In the midst of his “great agony of doubt”, Francis sent a friend to ask others in the faith to pray for him. They separately replied the following:

“The Lord says you are to tell Brother Francis this: that God has not called him to this state only on his own account, but that he may reap a harvest of souls and that many may be saved through him.”

“He wants you to go about the world preaching, because God did not call you for yourself alone but also for the salvation of others.”*

God did not call you for yourself alone but also for the salvation of others. -St. Francis of Assisi Click To Tweet

This thought of going overseas can be nothing short of intimidating. But is there a chance God’s dreams are even bigger than yours?

Like this post? You might like

*As reported by Foster, Richard J. and James Bryan Smith, eds. Devotional Classics: Selected Readings for Individuals and Groups. New York: HarperOne (2005), pp. 295-296. Quotations from The Little Flowers of St. Francis.

 

Worked for Me Wednesdays #WFMW: The Luggage Edition

.Worked for Me Wednesdays

This week, we’ve got a few tips on packing. (Don’t worry–there’ll be lots more to come.) When my family went over, I confess my 2 1/2-year-old maaaaaay have fallen over backwards after Mommy made his carry-on backpack a teensy bit full. It was amazing how many prayers of mine were offered on behalf of that poor British Airways attendant who would be checking in (and yes, offering a lot of grace toward) our family of six.

Continue reading

Freebie Friday: 7 Standards of Excellence in Your Global Work [INFOGRAPHIC]

Here at GSL, we’re all about bringing you tools you can use to truly go there, serve Him, and love them well. So we’ve partnered with Standards of Excellence in Short-Term Mission to bring you today’s (totally printable) infographic: 7 Standards of Excellence.

Why do standards like these matter?

We acknowledge you may feel frustrated by patronizing “help” that actually hurts, or by work that makes us feel better but makes them feel worse, or by global work that continues cycles of poverty, or by missions trips that cannibalize employment.

That’s why. 

Because loving well matters. Serving our King with excellent work matters. Christianity doesn’t destroy culture. Christianity makes culture come alive— and development, too.
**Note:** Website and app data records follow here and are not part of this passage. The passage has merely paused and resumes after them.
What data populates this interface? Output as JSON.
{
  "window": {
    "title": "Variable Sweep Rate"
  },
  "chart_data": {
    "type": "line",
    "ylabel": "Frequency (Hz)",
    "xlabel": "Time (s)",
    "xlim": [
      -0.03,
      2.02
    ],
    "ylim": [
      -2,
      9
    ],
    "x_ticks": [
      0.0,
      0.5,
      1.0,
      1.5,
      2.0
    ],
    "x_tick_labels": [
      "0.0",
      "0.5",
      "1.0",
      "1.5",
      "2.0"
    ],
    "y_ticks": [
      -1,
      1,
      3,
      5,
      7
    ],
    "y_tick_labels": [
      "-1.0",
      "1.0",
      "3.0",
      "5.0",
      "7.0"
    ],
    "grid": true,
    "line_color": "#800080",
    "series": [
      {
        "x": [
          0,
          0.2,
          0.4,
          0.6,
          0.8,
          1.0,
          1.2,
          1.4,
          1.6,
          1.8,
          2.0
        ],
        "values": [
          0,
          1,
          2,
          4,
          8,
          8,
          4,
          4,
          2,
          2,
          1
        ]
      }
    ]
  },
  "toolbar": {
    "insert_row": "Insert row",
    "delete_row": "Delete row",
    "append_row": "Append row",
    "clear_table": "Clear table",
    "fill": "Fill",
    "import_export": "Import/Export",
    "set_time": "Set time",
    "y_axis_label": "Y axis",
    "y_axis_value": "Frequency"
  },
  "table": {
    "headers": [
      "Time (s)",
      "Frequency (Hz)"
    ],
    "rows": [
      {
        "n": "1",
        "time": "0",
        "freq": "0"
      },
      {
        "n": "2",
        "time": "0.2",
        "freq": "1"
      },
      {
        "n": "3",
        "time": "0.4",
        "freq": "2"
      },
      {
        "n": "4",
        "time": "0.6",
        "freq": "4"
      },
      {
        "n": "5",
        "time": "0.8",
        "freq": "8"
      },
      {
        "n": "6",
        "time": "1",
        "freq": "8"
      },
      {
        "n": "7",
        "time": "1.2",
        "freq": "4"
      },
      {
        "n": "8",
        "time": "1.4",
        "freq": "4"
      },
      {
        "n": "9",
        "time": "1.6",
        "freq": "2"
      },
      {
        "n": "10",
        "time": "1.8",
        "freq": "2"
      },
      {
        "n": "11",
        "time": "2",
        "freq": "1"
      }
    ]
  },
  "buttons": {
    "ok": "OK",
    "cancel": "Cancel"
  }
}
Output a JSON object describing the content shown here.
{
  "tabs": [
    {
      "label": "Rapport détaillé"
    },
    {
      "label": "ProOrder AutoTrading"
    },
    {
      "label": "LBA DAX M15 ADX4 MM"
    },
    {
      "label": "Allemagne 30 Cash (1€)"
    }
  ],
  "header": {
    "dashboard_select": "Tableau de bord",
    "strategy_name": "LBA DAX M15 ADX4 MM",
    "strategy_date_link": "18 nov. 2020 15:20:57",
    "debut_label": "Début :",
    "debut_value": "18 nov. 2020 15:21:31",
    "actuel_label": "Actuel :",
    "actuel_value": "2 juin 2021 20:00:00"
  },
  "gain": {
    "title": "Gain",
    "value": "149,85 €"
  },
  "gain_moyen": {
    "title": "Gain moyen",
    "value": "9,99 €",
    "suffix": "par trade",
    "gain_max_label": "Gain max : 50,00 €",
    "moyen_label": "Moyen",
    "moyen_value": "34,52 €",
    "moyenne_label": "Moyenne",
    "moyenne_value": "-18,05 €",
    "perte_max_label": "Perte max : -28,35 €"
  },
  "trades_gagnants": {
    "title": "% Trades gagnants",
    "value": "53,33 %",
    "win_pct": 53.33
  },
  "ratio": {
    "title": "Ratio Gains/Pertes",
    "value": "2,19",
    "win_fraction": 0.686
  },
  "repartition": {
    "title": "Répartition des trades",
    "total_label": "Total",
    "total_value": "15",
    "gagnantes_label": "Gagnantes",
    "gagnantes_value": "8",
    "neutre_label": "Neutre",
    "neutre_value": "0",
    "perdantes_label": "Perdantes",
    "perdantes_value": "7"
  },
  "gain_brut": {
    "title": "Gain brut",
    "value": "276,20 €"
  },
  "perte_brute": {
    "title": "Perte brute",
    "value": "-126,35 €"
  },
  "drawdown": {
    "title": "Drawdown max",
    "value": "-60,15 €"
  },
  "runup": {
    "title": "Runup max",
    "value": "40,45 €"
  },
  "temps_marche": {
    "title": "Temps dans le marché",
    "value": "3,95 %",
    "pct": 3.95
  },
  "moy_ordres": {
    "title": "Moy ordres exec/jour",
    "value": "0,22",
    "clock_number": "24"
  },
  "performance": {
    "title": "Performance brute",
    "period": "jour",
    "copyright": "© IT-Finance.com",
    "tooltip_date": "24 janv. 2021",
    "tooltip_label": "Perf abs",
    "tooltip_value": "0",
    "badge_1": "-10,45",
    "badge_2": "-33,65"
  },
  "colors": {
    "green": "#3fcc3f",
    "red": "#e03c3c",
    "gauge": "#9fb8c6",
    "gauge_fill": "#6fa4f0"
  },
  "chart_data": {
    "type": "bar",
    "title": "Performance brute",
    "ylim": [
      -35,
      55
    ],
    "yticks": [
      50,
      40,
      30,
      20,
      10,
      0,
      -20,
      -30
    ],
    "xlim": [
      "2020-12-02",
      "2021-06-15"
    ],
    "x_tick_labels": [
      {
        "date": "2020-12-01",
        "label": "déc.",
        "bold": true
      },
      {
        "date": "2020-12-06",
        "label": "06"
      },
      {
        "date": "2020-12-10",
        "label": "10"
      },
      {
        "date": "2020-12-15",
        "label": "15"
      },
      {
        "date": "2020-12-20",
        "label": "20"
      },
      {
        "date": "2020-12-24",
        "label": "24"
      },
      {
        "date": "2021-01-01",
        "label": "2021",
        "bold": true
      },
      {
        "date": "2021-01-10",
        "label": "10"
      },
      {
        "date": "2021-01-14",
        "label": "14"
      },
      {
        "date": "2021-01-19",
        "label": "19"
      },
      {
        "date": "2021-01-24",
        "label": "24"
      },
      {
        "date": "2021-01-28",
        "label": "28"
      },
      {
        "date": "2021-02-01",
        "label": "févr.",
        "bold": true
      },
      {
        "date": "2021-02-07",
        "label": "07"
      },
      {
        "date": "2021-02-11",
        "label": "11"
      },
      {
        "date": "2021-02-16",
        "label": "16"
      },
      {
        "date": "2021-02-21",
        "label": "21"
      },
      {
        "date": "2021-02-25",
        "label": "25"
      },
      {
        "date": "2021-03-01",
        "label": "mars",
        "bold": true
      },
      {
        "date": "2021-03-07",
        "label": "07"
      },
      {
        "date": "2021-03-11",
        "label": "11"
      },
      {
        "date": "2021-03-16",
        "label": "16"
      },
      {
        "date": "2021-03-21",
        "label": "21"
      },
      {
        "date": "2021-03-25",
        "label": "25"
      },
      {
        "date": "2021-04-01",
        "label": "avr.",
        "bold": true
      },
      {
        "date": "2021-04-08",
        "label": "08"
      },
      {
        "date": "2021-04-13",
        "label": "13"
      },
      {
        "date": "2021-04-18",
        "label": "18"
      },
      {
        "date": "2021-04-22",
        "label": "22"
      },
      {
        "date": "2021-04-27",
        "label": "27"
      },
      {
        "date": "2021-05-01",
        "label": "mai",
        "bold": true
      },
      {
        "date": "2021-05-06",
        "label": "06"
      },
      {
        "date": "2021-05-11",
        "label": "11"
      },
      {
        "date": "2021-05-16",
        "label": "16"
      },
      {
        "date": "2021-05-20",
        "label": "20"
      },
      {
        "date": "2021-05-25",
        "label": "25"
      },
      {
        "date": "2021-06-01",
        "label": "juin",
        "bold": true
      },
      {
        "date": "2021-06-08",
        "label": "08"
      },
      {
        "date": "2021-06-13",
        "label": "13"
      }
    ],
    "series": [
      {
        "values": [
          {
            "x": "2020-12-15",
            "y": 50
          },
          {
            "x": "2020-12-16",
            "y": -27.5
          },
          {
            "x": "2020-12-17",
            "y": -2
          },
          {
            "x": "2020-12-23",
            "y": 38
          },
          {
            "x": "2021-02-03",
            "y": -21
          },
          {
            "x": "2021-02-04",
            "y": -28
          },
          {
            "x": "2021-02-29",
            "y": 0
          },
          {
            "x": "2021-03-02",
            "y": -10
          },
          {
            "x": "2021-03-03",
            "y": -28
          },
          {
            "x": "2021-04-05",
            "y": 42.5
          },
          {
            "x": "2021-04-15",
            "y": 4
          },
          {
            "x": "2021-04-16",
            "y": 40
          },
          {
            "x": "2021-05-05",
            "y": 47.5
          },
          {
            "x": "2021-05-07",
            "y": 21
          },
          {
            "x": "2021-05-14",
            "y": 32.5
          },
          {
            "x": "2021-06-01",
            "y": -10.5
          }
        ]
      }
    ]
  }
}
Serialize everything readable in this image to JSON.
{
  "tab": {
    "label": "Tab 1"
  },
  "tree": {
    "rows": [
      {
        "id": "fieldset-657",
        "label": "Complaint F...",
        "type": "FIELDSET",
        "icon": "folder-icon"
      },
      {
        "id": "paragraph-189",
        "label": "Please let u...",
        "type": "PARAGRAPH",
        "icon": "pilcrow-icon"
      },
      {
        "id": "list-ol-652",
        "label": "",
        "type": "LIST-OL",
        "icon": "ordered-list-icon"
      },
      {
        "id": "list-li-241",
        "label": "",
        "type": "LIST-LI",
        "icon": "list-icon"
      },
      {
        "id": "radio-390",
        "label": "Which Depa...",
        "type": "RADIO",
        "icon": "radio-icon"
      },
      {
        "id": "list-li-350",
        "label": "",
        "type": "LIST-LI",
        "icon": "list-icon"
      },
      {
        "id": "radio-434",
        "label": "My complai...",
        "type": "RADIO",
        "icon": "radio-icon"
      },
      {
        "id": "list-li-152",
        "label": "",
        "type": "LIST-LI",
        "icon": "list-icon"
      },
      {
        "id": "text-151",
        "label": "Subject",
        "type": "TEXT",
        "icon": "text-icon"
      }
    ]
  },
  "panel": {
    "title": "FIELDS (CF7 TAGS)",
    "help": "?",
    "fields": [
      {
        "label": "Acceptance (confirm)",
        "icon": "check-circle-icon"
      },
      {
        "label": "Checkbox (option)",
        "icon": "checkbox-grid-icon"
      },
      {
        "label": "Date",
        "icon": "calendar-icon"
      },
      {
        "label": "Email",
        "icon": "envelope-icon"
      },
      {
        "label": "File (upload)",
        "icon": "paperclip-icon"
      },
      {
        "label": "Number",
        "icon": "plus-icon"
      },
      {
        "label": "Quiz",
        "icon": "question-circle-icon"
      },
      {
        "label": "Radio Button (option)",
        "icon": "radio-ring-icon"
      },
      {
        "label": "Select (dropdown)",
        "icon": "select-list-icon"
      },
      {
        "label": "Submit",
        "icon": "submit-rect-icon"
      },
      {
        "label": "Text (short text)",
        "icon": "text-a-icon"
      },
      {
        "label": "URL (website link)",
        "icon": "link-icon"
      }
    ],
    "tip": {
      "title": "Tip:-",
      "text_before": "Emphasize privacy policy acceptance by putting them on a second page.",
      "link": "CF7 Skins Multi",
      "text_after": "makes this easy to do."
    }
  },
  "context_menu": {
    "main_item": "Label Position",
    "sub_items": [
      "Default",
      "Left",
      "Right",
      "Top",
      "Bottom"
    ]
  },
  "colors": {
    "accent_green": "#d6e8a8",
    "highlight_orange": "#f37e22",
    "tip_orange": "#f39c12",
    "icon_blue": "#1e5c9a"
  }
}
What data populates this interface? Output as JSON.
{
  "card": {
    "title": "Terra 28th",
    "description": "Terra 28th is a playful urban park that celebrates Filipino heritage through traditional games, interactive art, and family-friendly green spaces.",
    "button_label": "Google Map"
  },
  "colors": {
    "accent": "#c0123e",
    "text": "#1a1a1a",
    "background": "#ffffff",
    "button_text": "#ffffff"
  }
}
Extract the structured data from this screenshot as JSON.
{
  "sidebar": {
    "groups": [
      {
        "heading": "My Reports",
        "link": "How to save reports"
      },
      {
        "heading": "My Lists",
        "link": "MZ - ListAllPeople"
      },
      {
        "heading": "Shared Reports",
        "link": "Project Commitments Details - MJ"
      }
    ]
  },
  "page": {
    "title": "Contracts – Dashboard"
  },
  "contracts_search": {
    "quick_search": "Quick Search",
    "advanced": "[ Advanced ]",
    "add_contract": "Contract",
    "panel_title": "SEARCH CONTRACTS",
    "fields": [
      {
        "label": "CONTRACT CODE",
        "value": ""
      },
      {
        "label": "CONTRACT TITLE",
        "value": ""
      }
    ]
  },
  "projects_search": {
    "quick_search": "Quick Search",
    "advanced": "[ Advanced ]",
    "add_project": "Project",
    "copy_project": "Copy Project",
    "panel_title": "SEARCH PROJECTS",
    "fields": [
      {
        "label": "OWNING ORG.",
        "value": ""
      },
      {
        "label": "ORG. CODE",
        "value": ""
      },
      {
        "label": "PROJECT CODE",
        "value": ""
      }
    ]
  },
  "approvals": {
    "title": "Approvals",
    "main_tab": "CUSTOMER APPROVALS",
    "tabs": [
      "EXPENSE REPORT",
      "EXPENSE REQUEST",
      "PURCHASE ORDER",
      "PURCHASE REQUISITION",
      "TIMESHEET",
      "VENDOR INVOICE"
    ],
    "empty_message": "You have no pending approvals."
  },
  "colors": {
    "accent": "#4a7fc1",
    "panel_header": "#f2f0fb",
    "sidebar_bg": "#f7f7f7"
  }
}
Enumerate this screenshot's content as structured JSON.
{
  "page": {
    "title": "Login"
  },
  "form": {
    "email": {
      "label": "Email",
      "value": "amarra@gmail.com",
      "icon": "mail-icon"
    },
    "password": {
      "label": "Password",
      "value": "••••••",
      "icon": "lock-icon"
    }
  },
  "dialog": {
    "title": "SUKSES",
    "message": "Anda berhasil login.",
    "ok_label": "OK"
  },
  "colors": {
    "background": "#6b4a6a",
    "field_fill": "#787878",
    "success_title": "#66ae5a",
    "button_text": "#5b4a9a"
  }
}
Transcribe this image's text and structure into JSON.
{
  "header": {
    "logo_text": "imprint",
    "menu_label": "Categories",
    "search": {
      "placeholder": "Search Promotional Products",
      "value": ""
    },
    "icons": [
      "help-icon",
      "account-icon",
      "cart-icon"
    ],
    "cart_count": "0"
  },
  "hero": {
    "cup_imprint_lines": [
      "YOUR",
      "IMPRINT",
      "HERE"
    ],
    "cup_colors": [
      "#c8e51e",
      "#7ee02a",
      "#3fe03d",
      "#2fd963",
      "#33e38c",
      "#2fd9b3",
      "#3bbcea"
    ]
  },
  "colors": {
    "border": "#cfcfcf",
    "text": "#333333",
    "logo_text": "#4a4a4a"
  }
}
Wondering if your efforts–or the organization you’re thinking of going with– are on the right track to sustainable, effective outcomes? Check out these 7 critical standards. And print them here!

7 standards of excellence in global work

Like this post? You might like